8) We have also been reiterating our long-term bearish view on long-term bonds since August 23, 2010; frequently warning our readers to stay out of longer dated U.S. government bonds. During that time long term U.S. government bonds have rallied a couple percent, but we still hold to our view that the risk in long-term bonds far outweighs their potential return.
Therefore, our long-term calls have been correct on gold and food/agriculture. Our recent bullish call on the nine emerging markets and the U.S. stock market has also been correct as they have gone up.
We acknowledge that we have been bearish on two investment areas that have risen (the Japanese yen and long-term U.S. bonds).

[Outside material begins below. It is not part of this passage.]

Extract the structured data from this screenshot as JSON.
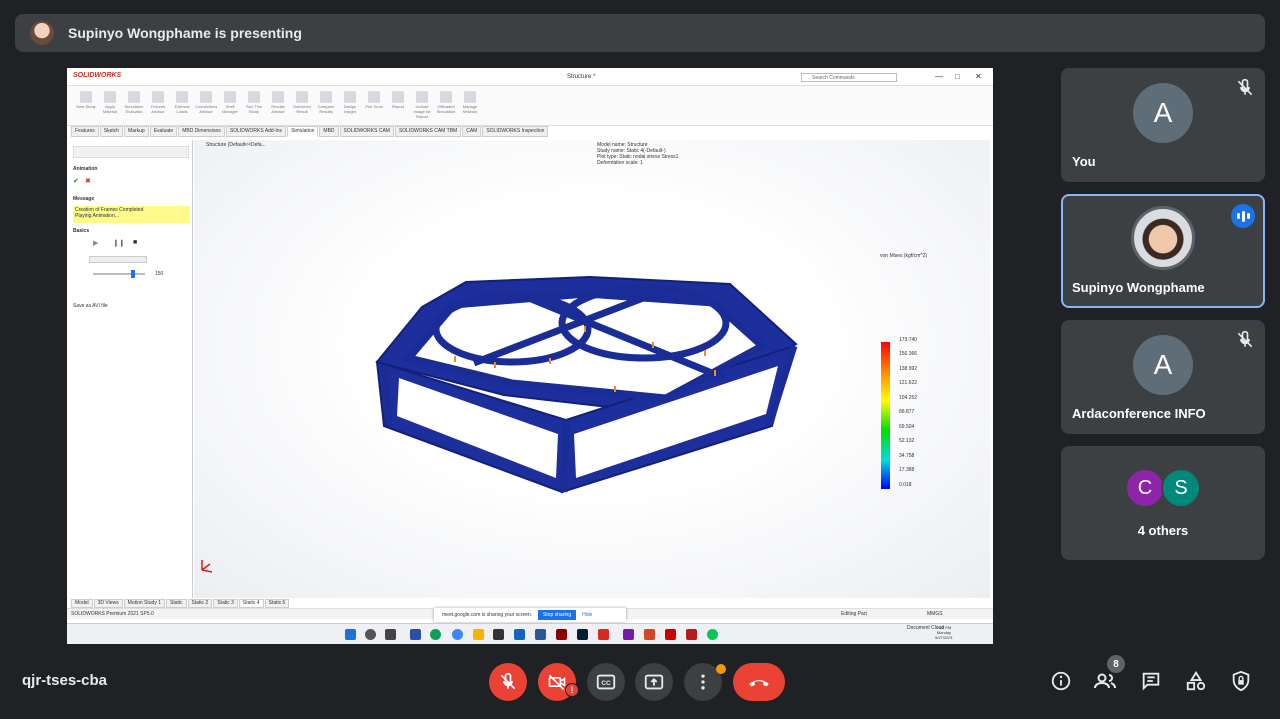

Grain prices have exploded higher in recent days, the USDA admits that crop yields will not be as large as predicted.
Accordingly, many farm equipment and fertilizer stocks rose as did grain prices.
We continue to be bullish on farm-related investments for the next few years. Our often-mentioned theme of increased consumption of protein by emerging countries is making itself felt in the markets and investors are enjoying the benefits.
The U.S. employment numbers were bleak last week. We predict that the U.S. Federal Reserve will begin an aggressive program of bond buying and targeting inflation at higher rates to avoid deflation and to set the world on a further inflationary trend. In our opinion, this will happen at the Federal Reserve meeting on November 2, 2010.
Thanks for listening